A muster point is a key piece to any emergency plan. It should be well-known and clearly marked to provide an easy location during an emergency. It is usually marked either by a sign, or marked on the exterior of a location by a symbol that has four arrows pointing inward towards a central dot. Within the building or workstation, the evacuation maps should indicate the muster point as well as the evacuation route.

In larger buildings, there may be multiple muster points, with each area of the building having its own dedicated point. Typically, each is either divided by floor, department, or organization to prevent stampeding and congestion during an evacuation. Each muster point should have a safety officer or safety chief responsible for managing the affairs of the muster point during an emergency until the situation is all clear.

Why a Muster Point?

The idea of having a muster point in the first place is to provide a spot for making sure everyone is accounted for during an emergency. Rather than having people run off in random directions, having a strategic place to meet allows the safety officer to quickly provide a roll-call or attendance of those at the muster point by using an inventory list of all the people in the building, which is included in the emergency plan. By quickly rolling through the list, the safety officer can then notify emergency crews about missing persons, as well as get details about the locations and possibilities of any hazards of those people in a much more efficient manner. Some offices and workplaces use a buddy system to account for missing people, since it can be easy to miss someone in a large workplace. That way, if someone is sick or at a business meeting, their buddy will be able to alert the safety officer without creating a false alarm. (Muster points are often used in a fire.

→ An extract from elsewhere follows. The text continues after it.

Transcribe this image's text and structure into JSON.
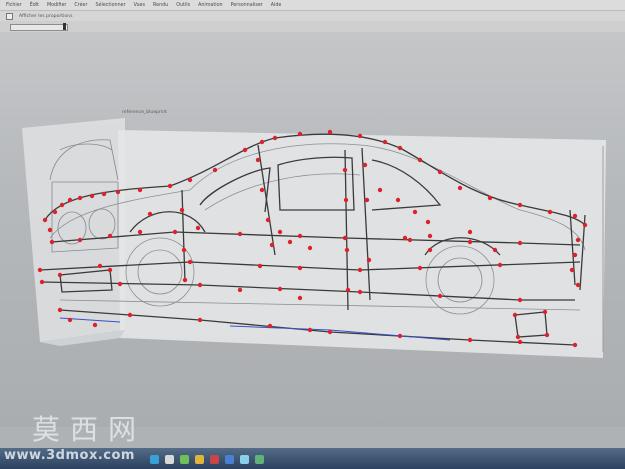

Learn more in Office Safety: Knowing Fire Safety Can Save Your Life.)

How to Choose a Muster Point

There are many things to consider when choosing a muster point. First, it should be an easily accessible location close to the building that is not impeded by other hazards. Having a muster point on the other side of a busy highway, for example, can cause increased hazards for people during an evacuation or an emergency. The muster point must also be large enough to accommodate the number of people assigned to that point, so as not to overcrowd or constrict movement should a blowout or secondary emergency occur. For example, some places use a large open parking lot as a muster point. The muster point should also be far enough away from any other immediate dangers, so in the event of an emergency, groups of people are not put into hazardous areas. This could include areas near things such as streams, hazardous trees, fences, or other obstacles. As with any safety concern, using common sense goes a long way. The muster point should be in a place that is safe from harm and easy to get to. If the muster point is subject to a lot of distraction and interference, then the safety officer will be unable to control the crowd, and communication efficiency can be reduced.

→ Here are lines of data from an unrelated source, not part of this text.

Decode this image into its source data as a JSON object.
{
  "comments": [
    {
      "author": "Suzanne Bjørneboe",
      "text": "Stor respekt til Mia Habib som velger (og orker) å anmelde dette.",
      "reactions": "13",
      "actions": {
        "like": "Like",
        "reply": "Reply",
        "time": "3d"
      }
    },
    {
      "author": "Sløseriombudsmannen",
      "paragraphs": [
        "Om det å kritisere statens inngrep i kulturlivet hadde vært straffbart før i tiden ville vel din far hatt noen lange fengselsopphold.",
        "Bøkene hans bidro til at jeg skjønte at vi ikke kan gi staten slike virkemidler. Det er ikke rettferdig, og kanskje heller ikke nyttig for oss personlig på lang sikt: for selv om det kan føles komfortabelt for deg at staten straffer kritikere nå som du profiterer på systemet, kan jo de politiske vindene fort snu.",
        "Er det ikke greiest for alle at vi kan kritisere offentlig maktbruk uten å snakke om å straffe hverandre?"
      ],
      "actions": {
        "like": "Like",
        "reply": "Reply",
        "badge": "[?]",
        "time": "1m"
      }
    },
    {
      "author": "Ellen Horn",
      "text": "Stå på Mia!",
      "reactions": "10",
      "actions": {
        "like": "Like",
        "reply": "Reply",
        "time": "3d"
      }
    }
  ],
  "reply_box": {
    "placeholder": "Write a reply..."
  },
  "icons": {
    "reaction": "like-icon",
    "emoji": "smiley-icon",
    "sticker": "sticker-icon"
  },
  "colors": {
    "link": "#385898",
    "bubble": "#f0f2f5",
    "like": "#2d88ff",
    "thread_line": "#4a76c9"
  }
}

When it comes to choosing a specific muster point, picture your own office or workplace. Where are the potential hazards? Would you want to have a meeting place beside these potentially hazardous locations? To get an idea of where the muster point should be, think of the safest locations that are free from hazards, and that have good lighting, then make your evacuation plans accordingly. Use your common knowledge, and get input and feedback from your crew to ensure that everyone has a say regarding the potential threats of the proposed muster point. You should also consider all your options before adjusting or finalizing your plan.

Review Your Muster Points Regularly

Given that the terrain and neighborhoods we work in constantly change, it is important to review existing muster points to ensure that new hazards have not developed, such as electrical interference possibilities, roadways and other dwellings. Doing this on an annual basis, or as part of safety review when there is a significant change, will ensure emergency preparedness and a good muster point in the event of an emergency. To stay ahead of the game, try an emergency drill to see how well your muster points work.